Joint Statement in support of biotechnology – a positive step for Australian agricultural productivity

    18 April 2013

    Plant science industry commends the Australian Government for participation in multilateral action to promote a science-based approach to regulation of biotech crops.

    The recent release of the Joint Statement on Innovative Agricultural Production Technologies, Particularly Plant Technologies, which Australia has formally endorsed in conjunction with Brazil, Canada, Republic of Argentina, Republic of Paraguay and the United States, signifies a positive step towards smart, science-based agricultural policy.

    Matthew Cossey, CEO of CropLife Australia said today, “The statement, of which Australia is an official signatory, was produced as part of a multinational effort to address trade and food security challenges arising from differences between regulatory systems governing biotech products.

    “This is an important and commendable move by the Australian government.

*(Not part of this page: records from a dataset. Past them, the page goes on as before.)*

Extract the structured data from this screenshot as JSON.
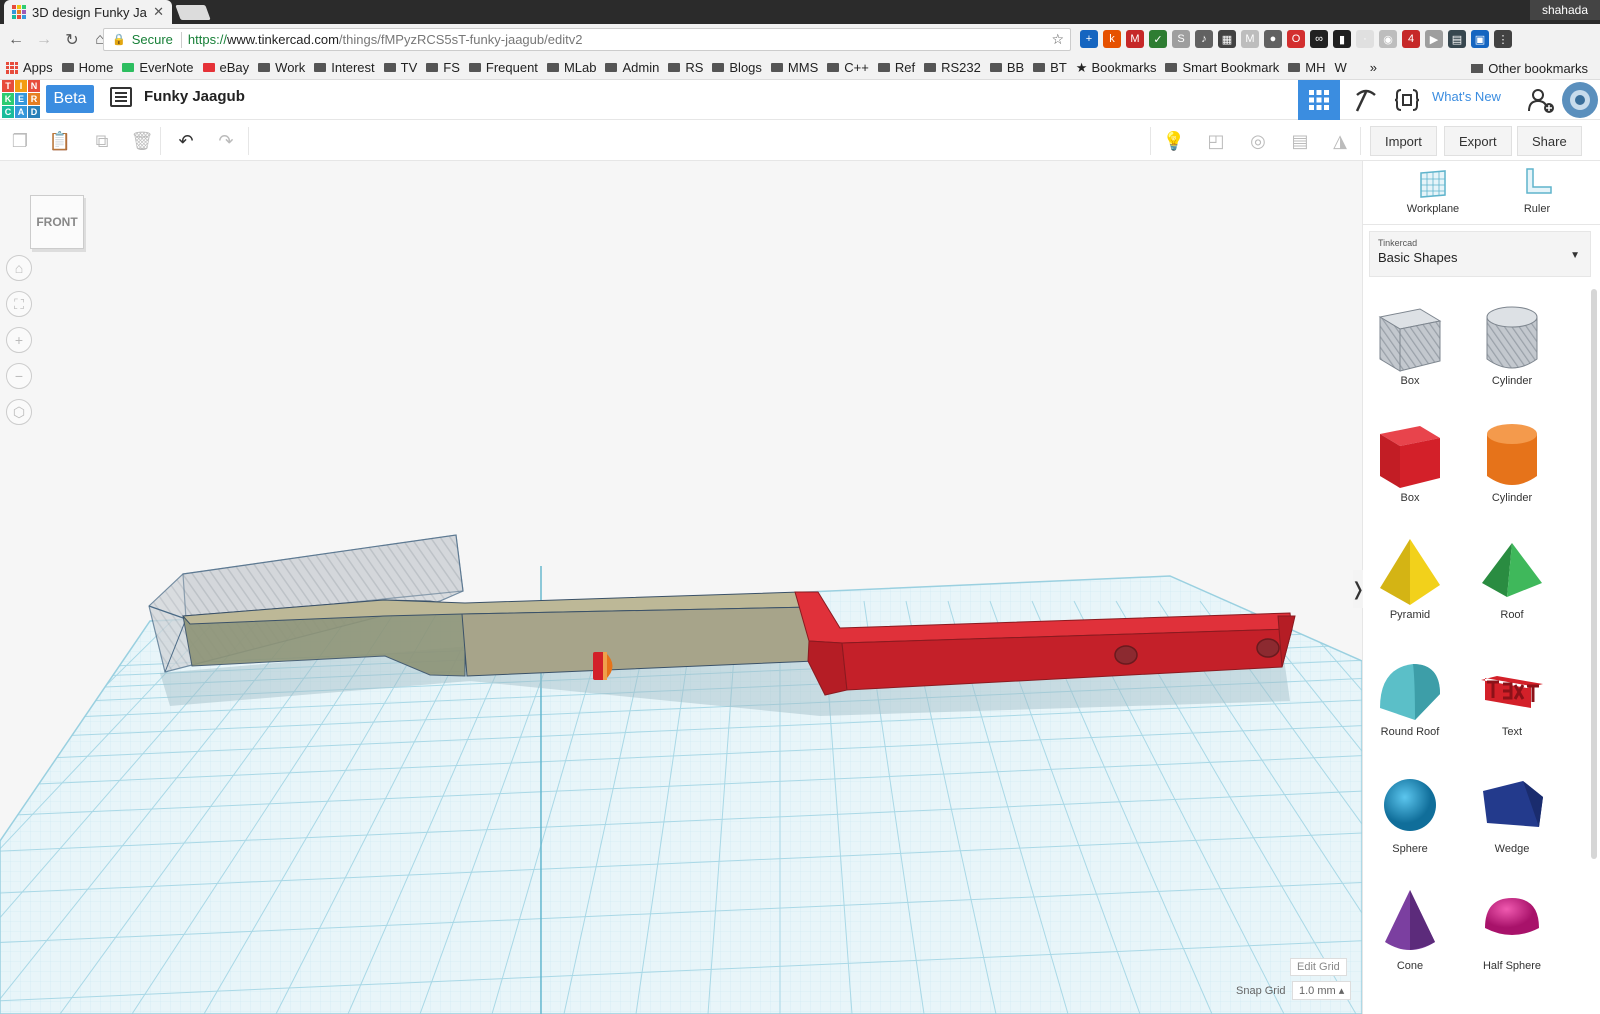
{
  "browser": {
    "tab_title": "3D design Funky Ja",
    "profile": "shahada",
    "secure_label": "Secure",
    "url_https": "https://",
    "url_host": "www.tinkercad.com",
    "url_path": "/things/fMPyzRCS5sT-funky-jaagub/editv2",
    "bookmarks": [
      "Apps",
      "Home",
      "EverNote",
      "eBay",
      "Work",
      "Interest",
      "TV",
      "FS",
      "Frequent",
      "MLab",
      "Admin",
      "RS",
      "Blogs",
      "MMS",
      "C++",
      "Ref",
      "RS232",
      "BB",
      "BT",
      "Bookmarks",
      "Smart Bookmark",
      "MH",
      "W"
    ],
    "other_bookmarks": "Other bookmarks",
    "overflow": "»"
  },
  "header": {
    "logo_letters": [
      "T",
      "I",
      "N",
      "K",
      "E",
      "R",
      "C",
      "A",
      "D"
    ],
    "beta": "Beta",
    "design_name": "Funky Jaagub",
    "whats_new": "What's New"
  },
  "toolbar": {
    "import": "Import",
    "export": "Export",
    "share": "Share"
  },
  "viewport": {
    "view_cube_face": "FRONT",
    "edit_grid": "Edit Grid",
    "snap_grid_label": "Snap Grid",
    "snap_grid_value": "1.0 mm ▴",
    "collapse_icon": "❭"
  },
  "panel": {
    "tools": [
      "Workplane",
      "Ruler"
    ],
    "library_source": "Tinkercad",
    "library_name": "Basic Shapes",
    "shapes": [
      {
        "label": "Box",
        "kind": "box-hole",
        "color": "#a8aeb6"
      },
      {
        "label": "Cylinder",
        "kind": "cylinder-hole",
        "color": "#a8aeb6"
      },
      {
        "label": "Box",
        "kind": "box",
        "color": "#d32029"
      },
      {
        "label": "Cylinder",
        "kind": "cylinder",
        "color": "#e6731a"
      },
      {
        "label": "Pyramid",
        "kind": "pyramid",
        "color": "#f2d11b"
      },
      {
        "label": "Roof",
        "kind": "roof",
        "color": "#2fa04a"
      },
      {
        "label": "Round Roof",
        "kind": "round-roof",
        "color": "#5bbfc8"
      },
      {
        "label": "Text",
        "kind": "text",
        "color": "#d32029"
      },
      {
        "label": "Sphere",
        "kind": "sphere",
        "color": "#1a95c9"
      },
      {
        "label": "Wedge",
        "kind": "wedge",
        "color": "#233a8c"
      },
      {
        "label": "Cone",
        "kind": "cone",
        "color": "#7b3fa0"
      },
      {
        "label": "Half Sphere",
        "kind": "half-sphere",
        "color": "#d6198a"
      }
    ]
  },
  "colors": {
    "accent": "#3b8de0",
    "grid": "#bfe4ee",
    "red_part": "#d32029",
    "olive_part": "#a7a48a"
  }
}
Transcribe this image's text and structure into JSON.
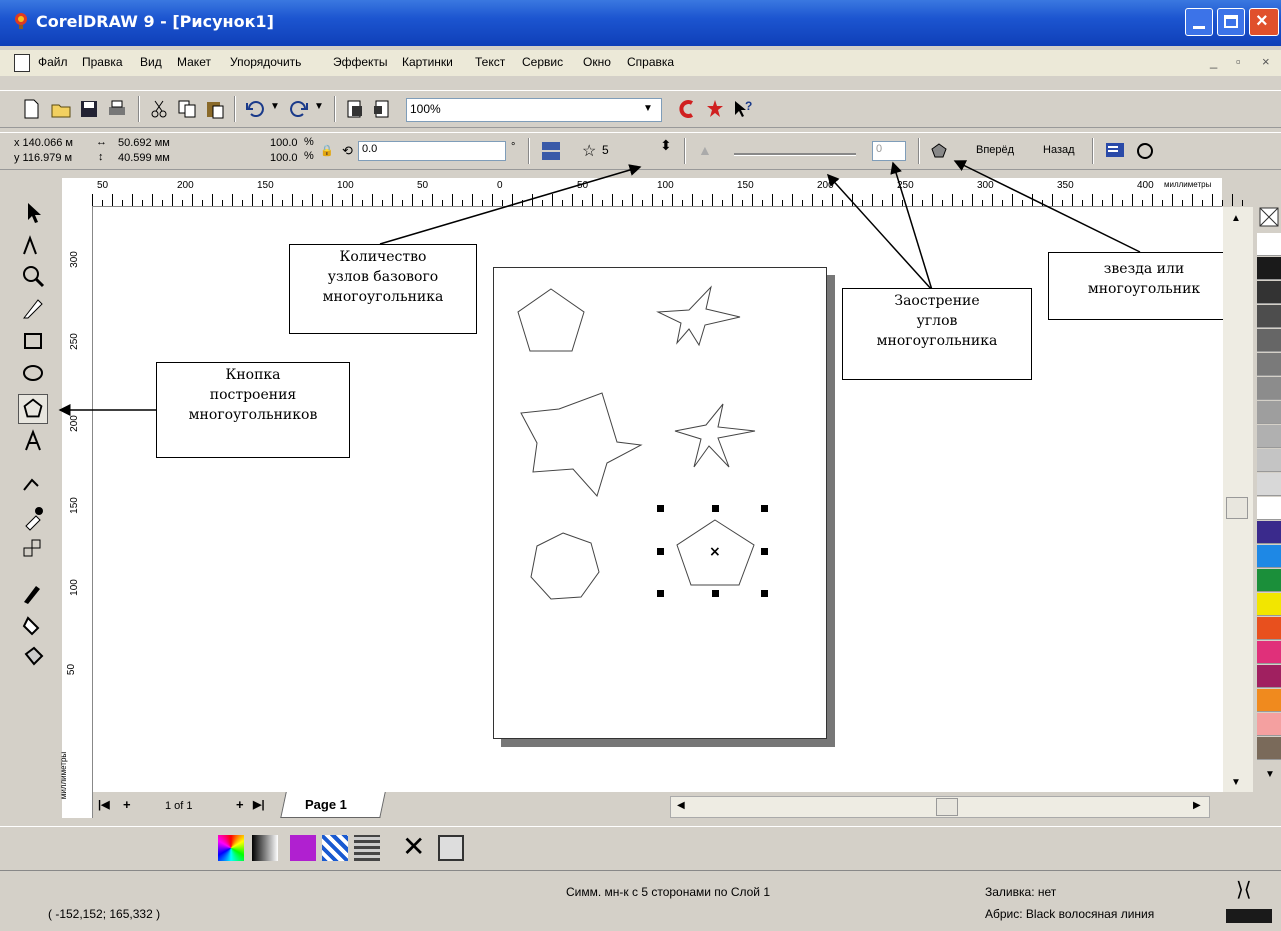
{
  "window": {
    "title": "CorelDRAW 9 - [Рисунок1]"
  },
  "menu": {
    "items": [
      "Файл",
      "Правка",
      "Вид",
      "Макет",
      "Упорядочить",
      "Эффекты",
      "Картинки",
      "Текст",
      "Сервис",
      "Окно",
      "Справка"
    ]
  },
  "toolbar": {
    "zoom": "100%"
  },
  "property_bar": {
    "x": "x 140.066 м",
    "y": "y 116.979 м",
    "width": "50.692 мм",
    "height": "40.599 мм",
    "scale_x": "100.0",
    "scale_y": "100.0",
    "scale_unit_x": "%",
    "scale_unit_y": "%",
    "angle": "0.0",
    "degree_symbol": "°",
    "points": "5",
    "sharpness": "0",
    "forward_label": "Вперёд",
    "back_label": "Назад"
  },
  "ruler": {
    "top_ticks": [
      "50",
      "200",
      "150",
      "100",
      "50",
      "0",
      "50",
      "100",
      "150",
      "200",
      "250",
      "300",
      "350",
      "400"
    ],
    "unit": "миллиметры",
    "left_ticks": [
      "300",
      "250",
      "200",
      "150",
      "100",
      "50"
    ],
    "left_unit": "миллиметры"
  },
  "page_nav": {
    "counter": "1 of 1",
    "tab": "Page 1"
  },
  "status": {
    "object_info": "Симм. мн-к с 5 сторонами по Слой 1",
    "fill": "Заливка: нет",
    "outline": "Абрис: Black  волосяная линия",
    "coords": "( -152,152; 165,332 )"
  },
  "callouts": {
    "nodes": [
      "Количество",
      "узлов базового",
      "многоугольника"
    ],
    "polygon_tool": [
      "Кнопка",
      "построения",
      "многоугольников"
    ],
    "sharpness": [
      "Заострение",
      "углов",
      "многоугольника"
    ],
    "star_or_polygon": [
      "звезда или",
      "многоугольник"
    ]
  },
  "palette": [
    "#ffffff",
    "#1a1a1a",
    "#333333",
    "#4d4d4d",
    "#666666",
    "#7a7a7a",
    "#8c8c8c",
    "#9e9e9e",
    "#b0b0b0",
    "#c4c4c4",
    "#d8d8d8",
    "#ffffff",
    "#3a2a8c",
    "#1e88e5",
    "#1b8f3a",
    "#f2e600",
    "#e8501e",
    "#e0307a",
    "#a02060",
    "#f08a1e",
    "#f4a0a0",
    "#7a6a5a"
  ]
}
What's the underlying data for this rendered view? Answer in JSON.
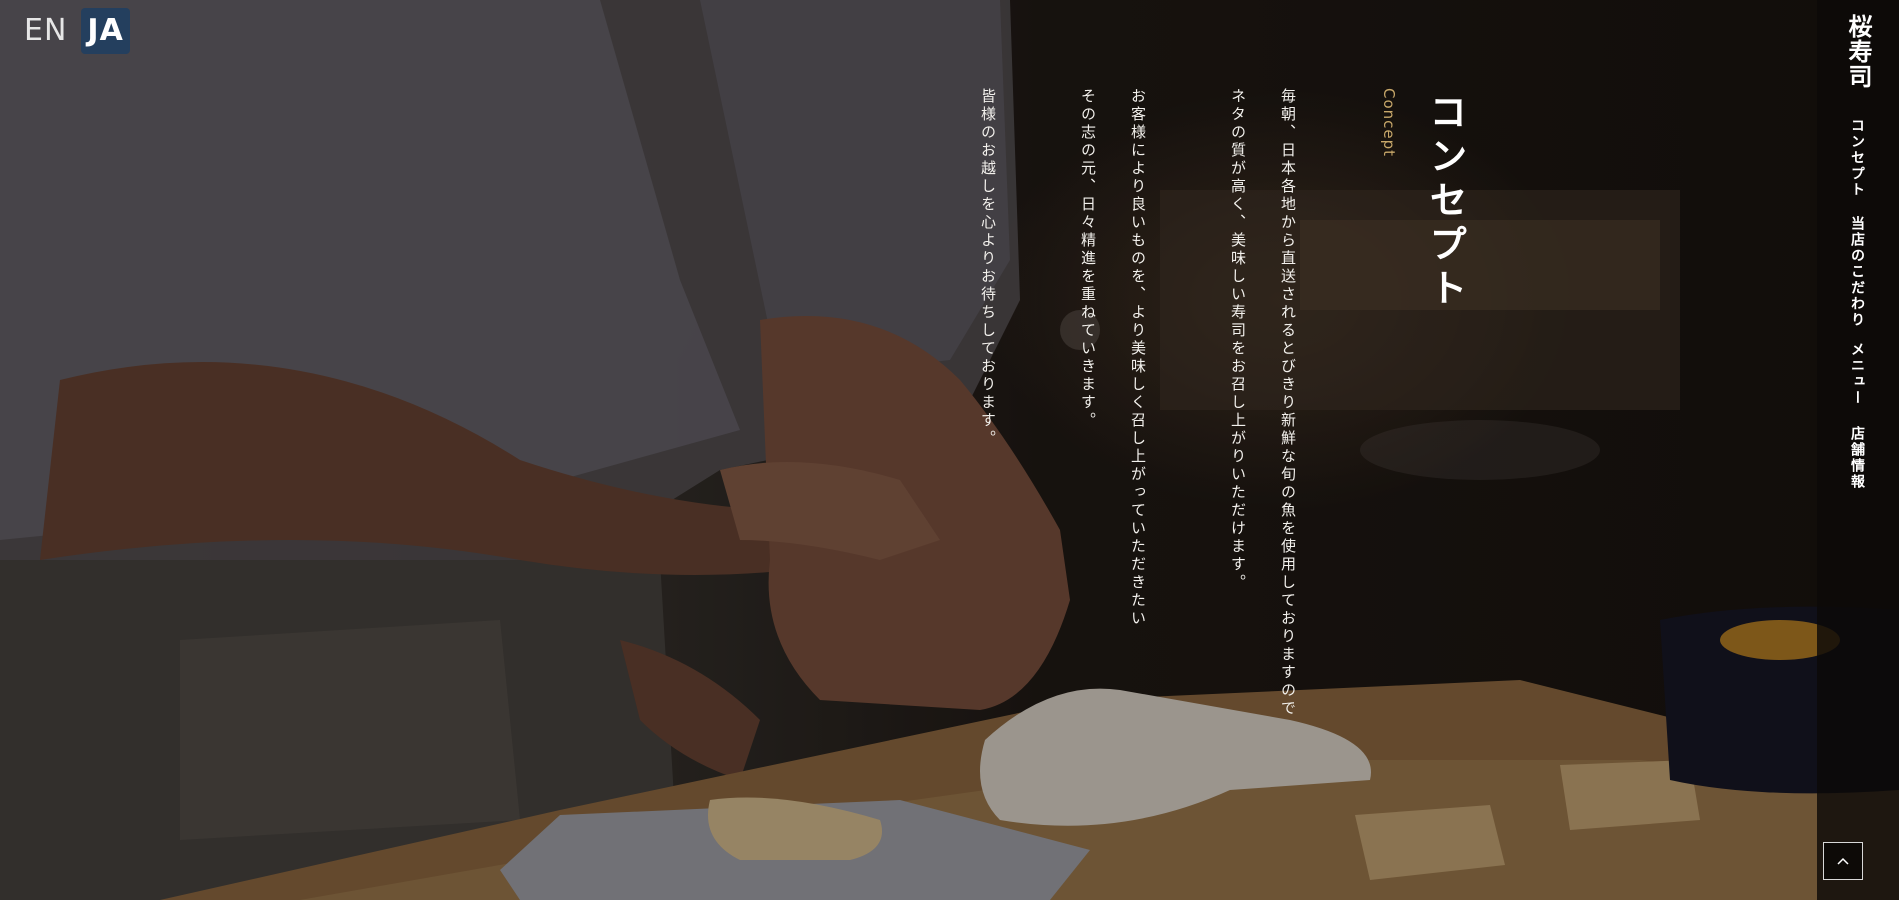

It puts Australian farmers on an equal footing with their biggest international agricultural trading competitors, at least in terms of government attitudes towards biotechnology regulation.

    “Importantly, Australia’s involvement in this process means that our government has formally recognised that:

    • agricultural production needs to substantially increase to meet global food, feed, fibre and energy demands in the face of population growth;
    • innovative agricultural technologies need to continue to play a critical role in addressing these challengesl
    • regulatory approaches related to products derived from innovative agricultural technologies should be science-based, transparent, timely, no more trade restrictive than necessary to fulfil legitimate objectives, and consistent with relevant international obligations.

    “It’s great to see recognition of the importance of science and innovation to increasing agricultural productivity. It would be fantastic to see these sentiments reflected in increased funding to research and development in agriculture, but this will do for a start”, concluded Mr Cossey.